China has expressed support for a post-Kyoto agreement and used the conference to spread the message that it is doing plenty to address climate change — from boosting it use of renewable energy to 10 percent by 2010 and improving their energy efficiency by 20 percent. It also has launched a massive tree planting program and has rolled out a national climate change policy.

"China is acting. We will do what we should and what we can do," Su said, describing his country's climate policy as ambitious," Su said. "All we care for is the well-being and the future of mankind."

Even hard-to-please environmental groups who relish lambasting industrialized countries for pollution are praising Beijing, although it's clear China has more to do. It relies heavily on dirty, outdated coal burning techniques, has 20 of the world's 30 most polluted cities, and some of the most polluted rivers.

Nations ranked by emissions
China's ranking on Germanwatch's 40th annual index, which ranks 56 industrialized and emerging countries, was an improvement of four places over last year, the group said Friday.

The United States and Saudi Arabia were the worst on the list, at 55th and 56th places, respectively.

Environmental watchdog Germanwatch noted the Chinese government has enacted policies promoting renewable energy, including mandates that solar, wind, hydroelectric and other forms of renewable energy provide 10 percent of the nation's power by 2010. It also has ordered key industries to reduce energy consumption by 20 percent.

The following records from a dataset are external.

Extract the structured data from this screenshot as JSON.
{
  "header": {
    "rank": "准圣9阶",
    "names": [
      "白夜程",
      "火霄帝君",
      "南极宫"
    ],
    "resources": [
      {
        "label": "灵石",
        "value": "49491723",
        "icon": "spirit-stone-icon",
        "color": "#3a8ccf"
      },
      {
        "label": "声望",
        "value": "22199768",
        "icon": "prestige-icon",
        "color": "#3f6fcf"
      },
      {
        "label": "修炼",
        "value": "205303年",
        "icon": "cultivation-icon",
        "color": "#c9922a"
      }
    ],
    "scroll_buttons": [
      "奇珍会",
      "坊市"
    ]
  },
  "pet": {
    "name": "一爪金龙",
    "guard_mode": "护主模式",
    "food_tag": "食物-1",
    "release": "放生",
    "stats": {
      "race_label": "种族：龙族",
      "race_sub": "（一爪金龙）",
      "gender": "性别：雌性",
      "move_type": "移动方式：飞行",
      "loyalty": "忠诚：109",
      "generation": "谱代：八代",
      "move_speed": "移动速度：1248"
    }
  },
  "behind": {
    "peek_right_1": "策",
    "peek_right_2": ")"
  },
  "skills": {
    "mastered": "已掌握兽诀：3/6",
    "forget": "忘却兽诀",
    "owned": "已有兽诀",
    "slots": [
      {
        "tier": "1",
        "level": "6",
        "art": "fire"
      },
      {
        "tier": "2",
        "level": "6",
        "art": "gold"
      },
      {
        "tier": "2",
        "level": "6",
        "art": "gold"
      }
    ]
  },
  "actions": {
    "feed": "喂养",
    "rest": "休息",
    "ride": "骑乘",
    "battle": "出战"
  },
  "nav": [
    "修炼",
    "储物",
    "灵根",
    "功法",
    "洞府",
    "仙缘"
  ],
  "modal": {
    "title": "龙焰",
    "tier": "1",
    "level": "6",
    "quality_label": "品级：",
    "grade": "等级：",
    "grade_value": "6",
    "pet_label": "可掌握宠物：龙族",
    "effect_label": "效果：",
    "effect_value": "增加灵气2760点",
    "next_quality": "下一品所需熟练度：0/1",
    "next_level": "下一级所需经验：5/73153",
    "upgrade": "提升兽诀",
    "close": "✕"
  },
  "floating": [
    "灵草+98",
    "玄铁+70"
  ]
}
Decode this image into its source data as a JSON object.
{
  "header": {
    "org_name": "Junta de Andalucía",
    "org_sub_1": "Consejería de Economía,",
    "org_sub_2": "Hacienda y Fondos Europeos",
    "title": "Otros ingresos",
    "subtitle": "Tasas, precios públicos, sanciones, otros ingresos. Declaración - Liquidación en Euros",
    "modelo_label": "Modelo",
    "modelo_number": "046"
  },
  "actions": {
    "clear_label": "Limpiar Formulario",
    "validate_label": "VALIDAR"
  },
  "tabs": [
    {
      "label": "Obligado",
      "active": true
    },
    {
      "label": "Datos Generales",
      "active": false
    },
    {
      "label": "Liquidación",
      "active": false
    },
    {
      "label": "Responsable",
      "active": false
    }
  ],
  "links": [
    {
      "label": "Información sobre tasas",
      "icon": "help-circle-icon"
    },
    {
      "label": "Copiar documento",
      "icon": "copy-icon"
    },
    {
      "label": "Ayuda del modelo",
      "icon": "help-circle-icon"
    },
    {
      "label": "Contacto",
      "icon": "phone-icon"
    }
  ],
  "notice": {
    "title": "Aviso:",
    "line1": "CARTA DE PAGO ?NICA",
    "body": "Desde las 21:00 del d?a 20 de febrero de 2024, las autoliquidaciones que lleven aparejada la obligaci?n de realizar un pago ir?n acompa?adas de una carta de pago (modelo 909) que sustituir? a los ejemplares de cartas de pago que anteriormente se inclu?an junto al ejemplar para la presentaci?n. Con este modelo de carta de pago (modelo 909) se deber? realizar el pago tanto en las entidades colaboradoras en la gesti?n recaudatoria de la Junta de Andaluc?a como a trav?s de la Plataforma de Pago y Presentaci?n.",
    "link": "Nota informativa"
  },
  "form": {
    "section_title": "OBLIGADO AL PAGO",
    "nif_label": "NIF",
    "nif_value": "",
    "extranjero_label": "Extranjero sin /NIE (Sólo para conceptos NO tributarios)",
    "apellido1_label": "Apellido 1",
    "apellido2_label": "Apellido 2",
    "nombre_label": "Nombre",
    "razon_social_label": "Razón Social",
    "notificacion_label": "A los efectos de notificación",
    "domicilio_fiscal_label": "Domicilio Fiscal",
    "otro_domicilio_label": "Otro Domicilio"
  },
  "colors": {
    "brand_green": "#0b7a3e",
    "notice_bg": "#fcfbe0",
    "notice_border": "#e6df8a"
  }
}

Politicians and activists said China's defensive posture of the past has given way to constructive discussions at the Bali conference. Beijing has also taken the lead among developing countries in calling for wealthier nations to speed up the transfer of cleaner technologies to emerging economies to help shift away from fossil fuels.

Hans Verolme, director of WWF International's Global Climate Change Program, attributed China's position to concerns over energy security and a recognition that climate change is already having a severe impact on the country, with worsening drought, water shortages and floods.

"China has made up its mind about a year ago that it was going to get serious," Verolme said. "They want to show to the world it understands and it wants to do what is necessary to stop dangerous climate change."